The World War One Hall of Memories includes a memorial sanctuary which is used significantly for commemoration.
New Zealand sent more men to fight in the First World War, per head of population, than any other nation. 18,166 New Zealanders died from a country of only one million.
The grieving was made harder for New Zealand families because nearly all those killed were buried overseas. 5,325 New Zealand soldiers almost a third of all those killed - have no known grave. Families therefore had nowhere to focus their grief and say goodbye to their loved ones.
For this reason, a large number of war memorials were built around New Zealand, which acted as symbolic graveyards for grieving families. But New Zealand was also very proud of the bravery of our diggers and wanted to celebrate their heroism. Thus war memorials came to fill an uneasy dual role, at once glorifying war as heroic and yet bemoaning the waste of human life.
The Roll of Honour is engraved in white Sicilian marble slabs on the wall encircling the top floor. The letters have been cut into the face of the marble and inset with bronze leaf. The marble used for the Roll of Honour was imported in rough hewn, unfinished blocks in order to provide employment for New Zealand workers and save on duty tax.
Two large leather-bound volumes on either side of the altar, also contain the Auckland Roll of Honour. The pages are turned every month. The leaves of these volumes are made of vellum. Whereas only surnames and initials were used in the engraved Roll of Honour, the book form contains the Christian name of each man, his regimental number, unit, rank, honours, and next of kin. Major P. B. Greenhough painstakingly handwrote the Roll.
The Roll of Honour lists the names of all the servicemen and women killed who registered in the Auckland Province. Aucklanders who registered in another province will be represented on that province's War Memorial.
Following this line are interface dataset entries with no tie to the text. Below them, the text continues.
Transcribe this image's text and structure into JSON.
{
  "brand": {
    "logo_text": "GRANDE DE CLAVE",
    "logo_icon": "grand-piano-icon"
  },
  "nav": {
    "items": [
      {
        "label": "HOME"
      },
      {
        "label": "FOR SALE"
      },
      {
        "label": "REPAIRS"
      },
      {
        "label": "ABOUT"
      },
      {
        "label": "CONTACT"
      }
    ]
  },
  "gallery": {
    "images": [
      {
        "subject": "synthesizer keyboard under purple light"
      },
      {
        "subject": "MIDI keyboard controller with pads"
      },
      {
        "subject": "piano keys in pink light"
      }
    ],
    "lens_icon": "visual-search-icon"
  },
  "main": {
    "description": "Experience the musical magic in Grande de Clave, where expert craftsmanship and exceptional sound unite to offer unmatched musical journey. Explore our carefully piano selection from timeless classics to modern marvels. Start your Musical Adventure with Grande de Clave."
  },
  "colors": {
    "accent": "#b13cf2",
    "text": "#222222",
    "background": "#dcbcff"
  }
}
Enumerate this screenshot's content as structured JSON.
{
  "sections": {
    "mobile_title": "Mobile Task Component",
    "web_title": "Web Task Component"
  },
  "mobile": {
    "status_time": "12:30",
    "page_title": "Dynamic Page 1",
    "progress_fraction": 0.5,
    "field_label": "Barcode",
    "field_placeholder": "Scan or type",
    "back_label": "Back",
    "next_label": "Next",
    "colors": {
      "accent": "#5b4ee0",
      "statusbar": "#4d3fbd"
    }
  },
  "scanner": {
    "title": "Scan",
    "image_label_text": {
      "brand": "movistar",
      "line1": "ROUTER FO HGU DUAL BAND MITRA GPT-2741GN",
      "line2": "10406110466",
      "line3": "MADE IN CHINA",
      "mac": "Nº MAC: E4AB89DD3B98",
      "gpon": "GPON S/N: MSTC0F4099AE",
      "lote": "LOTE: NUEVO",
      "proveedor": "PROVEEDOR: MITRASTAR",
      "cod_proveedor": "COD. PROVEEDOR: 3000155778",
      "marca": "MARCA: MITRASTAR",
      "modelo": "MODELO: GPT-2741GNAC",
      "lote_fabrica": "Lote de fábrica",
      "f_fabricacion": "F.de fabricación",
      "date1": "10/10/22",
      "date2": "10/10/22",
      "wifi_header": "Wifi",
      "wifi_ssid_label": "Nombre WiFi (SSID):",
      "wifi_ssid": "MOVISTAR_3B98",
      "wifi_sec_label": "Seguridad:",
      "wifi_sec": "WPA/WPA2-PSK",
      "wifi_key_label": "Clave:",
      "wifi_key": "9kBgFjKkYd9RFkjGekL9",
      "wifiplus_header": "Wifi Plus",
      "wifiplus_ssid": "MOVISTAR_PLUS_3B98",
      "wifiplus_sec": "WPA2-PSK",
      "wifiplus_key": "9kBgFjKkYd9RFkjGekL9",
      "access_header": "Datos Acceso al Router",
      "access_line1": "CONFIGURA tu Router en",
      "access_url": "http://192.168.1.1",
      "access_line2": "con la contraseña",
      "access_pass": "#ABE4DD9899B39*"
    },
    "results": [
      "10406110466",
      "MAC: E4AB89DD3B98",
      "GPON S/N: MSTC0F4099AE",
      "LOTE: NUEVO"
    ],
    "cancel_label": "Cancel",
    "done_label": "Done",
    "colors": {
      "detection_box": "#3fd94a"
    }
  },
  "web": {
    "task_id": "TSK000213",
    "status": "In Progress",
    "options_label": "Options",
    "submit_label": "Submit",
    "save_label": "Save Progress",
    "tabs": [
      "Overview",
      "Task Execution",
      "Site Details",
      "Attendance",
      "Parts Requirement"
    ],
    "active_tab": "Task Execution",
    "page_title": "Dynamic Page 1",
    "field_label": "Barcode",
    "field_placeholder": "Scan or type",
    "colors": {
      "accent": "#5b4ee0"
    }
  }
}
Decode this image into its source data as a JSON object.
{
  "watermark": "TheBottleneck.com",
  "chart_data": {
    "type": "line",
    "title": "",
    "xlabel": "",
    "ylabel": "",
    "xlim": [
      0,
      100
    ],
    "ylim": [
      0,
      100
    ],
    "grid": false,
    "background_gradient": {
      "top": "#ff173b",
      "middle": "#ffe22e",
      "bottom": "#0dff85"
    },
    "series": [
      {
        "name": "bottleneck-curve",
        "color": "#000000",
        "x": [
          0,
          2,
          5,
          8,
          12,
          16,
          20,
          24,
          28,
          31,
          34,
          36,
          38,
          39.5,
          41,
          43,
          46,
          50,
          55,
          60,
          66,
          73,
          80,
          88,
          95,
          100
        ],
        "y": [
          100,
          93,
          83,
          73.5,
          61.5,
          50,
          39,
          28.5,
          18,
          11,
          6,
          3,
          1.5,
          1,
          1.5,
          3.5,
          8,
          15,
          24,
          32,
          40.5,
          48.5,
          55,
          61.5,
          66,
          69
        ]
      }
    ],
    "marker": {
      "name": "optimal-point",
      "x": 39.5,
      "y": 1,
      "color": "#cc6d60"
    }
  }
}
The shrine in the World War Sanctuary was designed by the architects Grierson, Aimer and Draffin. A bronze wreath of kawakawa leaves, (a symbol of mourning), with olive, poppy and rosemary surmounting a bronze tripod, was designed and executed from the architect drawings by the sculptor Richard O. Gross. The inscription reads "Kia Mate Toa", meaning "be strong in death" and it sits on a dais of blue Belgian marble (a black marble veined with white). Symbolising remembrance, pots of rosemary have been placed around the walls.
The flags in the World War One Sanctuary represent some of the Allied Nations during the First World War. Read about why some flags are included and others may appear to be missing here.
The spectacular stained glass lead light ceiling directly above the entrance foyer shows the Coat of Arms of all British Dominions and Colonies during the First World War.
Underneath the stained glass ceiling are golden badges of the units, regiments and corps in which men and women from the Auckland Province served. British badges acknowledge those who joined British units.